TRACY SMITH (Early Show correspondent): So in a move to promote domestic tranquility, the federal government is getting involved. It's actually part of the welfare reauthorization bill. What it means is that the federal government is spending millions on marriage education. And that begs the question: Is marital happiness something you can teach? The answer is, you can try.
Mike and Harriet McManus, who've been married for more than two decades themselves, run Marriage Savers, a program to iron out problems before a couple says 'I do.' It all costs less than $20 a couple. The goal of government funding is to make programs like it affordable to lovebirds all over the country.
Salon.com also reported that Horn, who "has known McManus for years, says he first learned about the payment on Thursday [January 27]." Horn was a founding member of the Marriage Savers board. Marriage Savers also receives financial backing from the Scaife Foundations. And an article by McManus titled "Why is it in the Government's Interest to Save Marriages?" was published on The Heritage Foundation's website on February 25, 2002. The Center for American Progress reported that "Heritage also helped procure over $46,000 from HHS for Marriage Savers."
McManus also has ties to Gallagher: A laudatory review of The Case for Marriage appears on the Marriage Savers site. McManus has also cited Gallagher's work in his articles, such as the 2002 Heritage Foundation article cited above, a October 9, 1999, "Ethics and Religion" column, and a letter to the editor in the April 13, 2002, Washington Post.

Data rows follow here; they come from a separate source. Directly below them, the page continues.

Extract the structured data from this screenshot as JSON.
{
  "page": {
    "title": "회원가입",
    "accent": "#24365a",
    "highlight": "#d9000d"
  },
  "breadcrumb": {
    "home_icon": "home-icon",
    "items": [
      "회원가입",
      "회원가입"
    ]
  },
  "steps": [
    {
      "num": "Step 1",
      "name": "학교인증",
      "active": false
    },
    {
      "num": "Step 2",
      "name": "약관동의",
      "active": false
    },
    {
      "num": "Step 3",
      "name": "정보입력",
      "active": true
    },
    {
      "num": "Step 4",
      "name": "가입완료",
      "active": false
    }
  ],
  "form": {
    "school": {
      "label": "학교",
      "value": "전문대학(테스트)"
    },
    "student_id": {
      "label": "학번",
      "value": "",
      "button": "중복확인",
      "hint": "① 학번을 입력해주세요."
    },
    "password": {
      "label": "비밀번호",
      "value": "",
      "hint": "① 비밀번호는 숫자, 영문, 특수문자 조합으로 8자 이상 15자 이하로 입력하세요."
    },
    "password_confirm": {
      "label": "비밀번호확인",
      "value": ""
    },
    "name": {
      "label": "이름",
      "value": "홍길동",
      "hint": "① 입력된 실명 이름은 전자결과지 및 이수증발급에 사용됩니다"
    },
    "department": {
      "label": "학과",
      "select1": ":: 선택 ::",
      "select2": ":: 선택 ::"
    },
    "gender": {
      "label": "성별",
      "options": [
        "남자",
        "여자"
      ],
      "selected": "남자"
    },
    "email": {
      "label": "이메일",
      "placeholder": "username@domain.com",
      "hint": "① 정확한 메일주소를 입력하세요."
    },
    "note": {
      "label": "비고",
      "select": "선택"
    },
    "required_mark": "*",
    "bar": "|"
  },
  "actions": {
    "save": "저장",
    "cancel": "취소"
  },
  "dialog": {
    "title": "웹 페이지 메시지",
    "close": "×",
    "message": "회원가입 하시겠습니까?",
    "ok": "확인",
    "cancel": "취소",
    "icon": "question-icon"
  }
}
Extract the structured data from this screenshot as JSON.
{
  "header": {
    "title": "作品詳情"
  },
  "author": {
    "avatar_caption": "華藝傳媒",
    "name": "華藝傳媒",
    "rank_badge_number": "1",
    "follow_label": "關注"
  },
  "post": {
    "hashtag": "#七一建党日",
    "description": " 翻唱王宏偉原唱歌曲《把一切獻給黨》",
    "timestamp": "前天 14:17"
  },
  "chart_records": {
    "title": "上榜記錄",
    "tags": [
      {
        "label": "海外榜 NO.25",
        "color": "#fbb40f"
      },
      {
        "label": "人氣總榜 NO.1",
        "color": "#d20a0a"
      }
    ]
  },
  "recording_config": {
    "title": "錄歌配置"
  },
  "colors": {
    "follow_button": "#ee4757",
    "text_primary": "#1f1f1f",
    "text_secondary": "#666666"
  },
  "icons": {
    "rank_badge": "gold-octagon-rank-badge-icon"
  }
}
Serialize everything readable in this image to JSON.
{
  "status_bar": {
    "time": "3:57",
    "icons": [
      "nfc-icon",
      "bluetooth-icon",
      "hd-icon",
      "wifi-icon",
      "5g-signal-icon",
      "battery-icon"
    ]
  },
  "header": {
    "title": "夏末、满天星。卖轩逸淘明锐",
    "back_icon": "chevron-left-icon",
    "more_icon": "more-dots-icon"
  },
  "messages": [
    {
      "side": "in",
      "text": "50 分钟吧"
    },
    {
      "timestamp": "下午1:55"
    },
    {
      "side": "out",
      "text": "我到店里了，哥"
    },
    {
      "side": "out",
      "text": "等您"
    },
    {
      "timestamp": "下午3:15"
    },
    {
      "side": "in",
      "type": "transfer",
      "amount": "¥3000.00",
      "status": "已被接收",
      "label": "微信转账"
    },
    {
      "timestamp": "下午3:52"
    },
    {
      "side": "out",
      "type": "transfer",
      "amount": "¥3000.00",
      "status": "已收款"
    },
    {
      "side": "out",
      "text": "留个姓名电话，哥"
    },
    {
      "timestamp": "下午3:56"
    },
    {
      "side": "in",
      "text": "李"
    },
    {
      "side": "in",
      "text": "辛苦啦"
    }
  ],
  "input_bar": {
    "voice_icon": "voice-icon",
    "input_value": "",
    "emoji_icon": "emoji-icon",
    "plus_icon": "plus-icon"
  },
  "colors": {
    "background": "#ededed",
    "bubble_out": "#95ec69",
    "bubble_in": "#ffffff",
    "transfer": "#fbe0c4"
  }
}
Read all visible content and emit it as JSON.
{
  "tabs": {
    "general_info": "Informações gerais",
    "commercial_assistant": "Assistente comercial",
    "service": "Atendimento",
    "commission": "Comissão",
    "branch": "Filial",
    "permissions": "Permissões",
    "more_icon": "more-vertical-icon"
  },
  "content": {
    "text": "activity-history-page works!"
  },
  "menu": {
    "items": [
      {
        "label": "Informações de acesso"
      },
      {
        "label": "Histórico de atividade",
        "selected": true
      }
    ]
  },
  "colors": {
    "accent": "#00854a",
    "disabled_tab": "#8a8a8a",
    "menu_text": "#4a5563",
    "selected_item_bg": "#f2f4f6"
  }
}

McManus also acknowledged that Gallagher edited "The Marriage Movement: A Statement of Principles," a statement of a "grass-roots movement to strengthen marriage" endorsed by McManus and others.